Everything that we think is hard has many, many increments and layers to it. And we can approach it this way, too.
Once, I was asked to create a piece of writing around a photograph in a museum exhibit, then read the piece to an audience as part of a writing festival. I had only about a week to get to the museum, look at the photograph, write the piece, and practice the reading.
A week goes fast, and I had lots of other stuff going on that week, too, so in reality, I knew I’d only have a few hours to do this. But it felt fun and challenging, so I decided to take it on.
Except when I looked at it all as a whole, it felt really hard. And when I say hard, I mean it actually felt hard, like a glinting black bowling ball. I could feel my abdomen contract just thinking about having to write this thing.
And this is what we often do when we’re confronted with something difficult that needs to be done: we get really hard and rigid ourselves around that thing. We set up walls around it and then we talk about “breaking through them.”
What if we set up softness around the tough stuff? What if we created a relationship with it that we enter and exit?
If I go back to my example of that piece of writing, I notice that there was a lot of entering and exiting the hard parts, within the whole process of getting it written.
There was going to the museum to look at the photograph. I made that softer by wandering around the exhibit for a while, letting the work of these photographers sink in and appreciating it. I made it softer by doodling stars and cat faces in my notebook before I started taking notes. I made it softer by treating myself to coffee on the way home.

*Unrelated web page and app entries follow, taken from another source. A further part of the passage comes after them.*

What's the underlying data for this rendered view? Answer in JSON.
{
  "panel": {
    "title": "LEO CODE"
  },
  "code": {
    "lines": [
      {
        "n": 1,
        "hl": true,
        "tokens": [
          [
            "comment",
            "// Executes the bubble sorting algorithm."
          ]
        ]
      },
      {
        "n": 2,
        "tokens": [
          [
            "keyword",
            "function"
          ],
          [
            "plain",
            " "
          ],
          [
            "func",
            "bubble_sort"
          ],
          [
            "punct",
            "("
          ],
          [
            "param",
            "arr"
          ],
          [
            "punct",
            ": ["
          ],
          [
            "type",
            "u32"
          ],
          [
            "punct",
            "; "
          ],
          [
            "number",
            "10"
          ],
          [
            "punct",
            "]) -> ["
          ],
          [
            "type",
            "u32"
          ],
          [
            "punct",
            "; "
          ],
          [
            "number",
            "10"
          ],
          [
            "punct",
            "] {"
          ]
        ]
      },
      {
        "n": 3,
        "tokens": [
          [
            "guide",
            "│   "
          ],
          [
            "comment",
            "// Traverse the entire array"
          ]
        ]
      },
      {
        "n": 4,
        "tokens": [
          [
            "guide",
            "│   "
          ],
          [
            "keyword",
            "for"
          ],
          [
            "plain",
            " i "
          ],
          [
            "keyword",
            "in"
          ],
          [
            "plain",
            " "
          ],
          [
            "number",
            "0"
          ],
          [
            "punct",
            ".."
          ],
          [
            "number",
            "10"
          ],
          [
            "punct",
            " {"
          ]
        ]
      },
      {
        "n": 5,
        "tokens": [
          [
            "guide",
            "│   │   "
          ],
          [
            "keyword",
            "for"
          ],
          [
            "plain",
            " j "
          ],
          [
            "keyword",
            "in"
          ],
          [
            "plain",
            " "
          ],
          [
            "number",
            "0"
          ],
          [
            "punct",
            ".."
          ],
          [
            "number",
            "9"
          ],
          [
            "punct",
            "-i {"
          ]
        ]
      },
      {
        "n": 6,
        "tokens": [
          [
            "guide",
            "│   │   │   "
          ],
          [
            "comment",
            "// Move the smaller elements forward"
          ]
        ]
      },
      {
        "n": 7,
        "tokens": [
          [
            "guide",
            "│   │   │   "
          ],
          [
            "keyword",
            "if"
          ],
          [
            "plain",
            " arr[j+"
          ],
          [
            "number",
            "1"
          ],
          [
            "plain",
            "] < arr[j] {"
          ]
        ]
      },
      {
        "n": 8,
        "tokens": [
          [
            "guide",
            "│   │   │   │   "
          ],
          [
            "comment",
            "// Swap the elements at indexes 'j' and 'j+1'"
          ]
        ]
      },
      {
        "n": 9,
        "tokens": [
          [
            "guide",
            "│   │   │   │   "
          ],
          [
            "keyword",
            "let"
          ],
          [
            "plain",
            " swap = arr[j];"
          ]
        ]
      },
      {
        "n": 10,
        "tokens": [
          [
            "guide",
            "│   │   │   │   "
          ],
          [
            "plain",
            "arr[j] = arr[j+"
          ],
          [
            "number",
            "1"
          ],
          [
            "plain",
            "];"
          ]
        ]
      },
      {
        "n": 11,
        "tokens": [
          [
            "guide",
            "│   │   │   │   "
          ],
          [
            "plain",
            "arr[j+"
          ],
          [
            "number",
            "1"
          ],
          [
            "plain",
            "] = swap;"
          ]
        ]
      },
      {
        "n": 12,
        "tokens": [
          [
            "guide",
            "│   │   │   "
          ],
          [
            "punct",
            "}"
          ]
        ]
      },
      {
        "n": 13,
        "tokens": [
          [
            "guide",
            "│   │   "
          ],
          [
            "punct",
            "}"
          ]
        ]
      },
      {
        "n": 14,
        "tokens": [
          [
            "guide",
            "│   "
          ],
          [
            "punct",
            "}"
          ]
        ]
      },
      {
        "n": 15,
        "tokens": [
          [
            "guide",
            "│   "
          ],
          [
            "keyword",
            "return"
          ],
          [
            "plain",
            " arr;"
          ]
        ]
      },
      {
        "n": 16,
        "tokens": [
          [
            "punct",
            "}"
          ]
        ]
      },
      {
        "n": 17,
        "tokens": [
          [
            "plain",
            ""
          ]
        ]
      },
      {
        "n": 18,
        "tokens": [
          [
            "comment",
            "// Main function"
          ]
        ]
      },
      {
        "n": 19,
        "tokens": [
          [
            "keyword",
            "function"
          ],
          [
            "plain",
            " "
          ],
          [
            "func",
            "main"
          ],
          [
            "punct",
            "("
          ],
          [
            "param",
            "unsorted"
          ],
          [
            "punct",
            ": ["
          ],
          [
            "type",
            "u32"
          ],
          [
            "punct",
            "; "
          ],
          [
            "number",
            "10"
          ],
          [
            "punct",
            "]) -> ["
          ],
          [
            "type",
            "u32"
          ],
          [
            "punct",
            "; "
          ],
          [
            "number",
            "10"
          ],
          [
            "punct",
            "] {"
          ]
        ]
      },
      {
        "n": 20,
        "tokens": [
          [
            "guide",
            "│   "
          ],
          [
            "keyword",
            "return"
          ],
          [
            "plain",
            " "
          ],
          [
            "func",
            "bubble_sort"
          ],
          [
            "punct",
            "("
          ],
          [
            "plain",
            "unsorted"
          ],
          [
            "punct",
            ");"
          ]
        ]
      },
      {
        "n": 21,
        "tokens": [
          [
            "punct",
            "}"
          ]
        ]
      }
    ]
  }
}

Then I made the process softer by giving myself some time after I got home to sit with my notes and the feeling I got from the photograph. I let my notebook simmer next to my computer before I sat down to write. I let myself take a little time to get a good sense of what the picture conjured up in me.
And when I sat down to write, I made that process softer by reminding myself that right now, I was just writing, not sharing. I wasn’t thinking about the sharing until I was good and done with the writing. And I was writing one sentence at a time.
And within that writing, I took little breaks from time to time where I exited the process.
On the day of the actual reading, there was a lot of entering and exiting, too.
I didn’t turn it into, “Just do the reading! Just Do It!!!” Instead, it was more like: Get up. Have coffee while taking ten minutes to do a run-through of the reading. Keep enjoying that coffee while choosing an outfit. Ride train to reading, and while on train, start getting into reading mode — start entering reading mode and preparing for the reading.
Ahhh. Being allowed to enter and prepare, and making that a completely separate thing of its own, made the impending reading feel so much more soft.
There was a little period before the reading, where I congregated with the other readers, who were also freaked out, and acknowledging each other’s freaked-out-ness made it all feel much softer.
And then there was the reading itself, and meeting the warm eyes of certain appreciative audience members. And that made the reading itself so much softer, so much less like a glinty, flinty bowling ball and much more like a marshmallow or some Silly Putty.
Fast-forward to the present. When I sit down to work on my novel, it often feels hard, until I remember about creating rituals of softness.
There’s getting coffee and feeling the warm cup in my hand. There’s turning on my computer and watching my wallpaper come up (it’s a picture of my cat stretched out on the couch, sleeping). There’s opening my document and noticing all the other documents alongside this one, documents full of things I’ve written in the past, and that makes me happy and gives me courage: Oh, yeah, I’ve done this before, this writing.
And then there’s the first sentence of the day. I make that softer by allowing it to be a totally crappy sentence. And I make that softer by reminding myself that I can go back and change it later. And then, nine times out of ten, I’m off and writing. If I get stuck (which I often do), I make the stuckness softer by allowing myself another crappy sentence which I can change later. A lot of days, my cat jumps into my lap while I sit at my computer.
Ahhhh. So soft.
How do you create tiny rituals of softness around the tough stuff? I’d love to know.
Image is “Necessities” © Liz Van Steenburgh | Dreamstime.com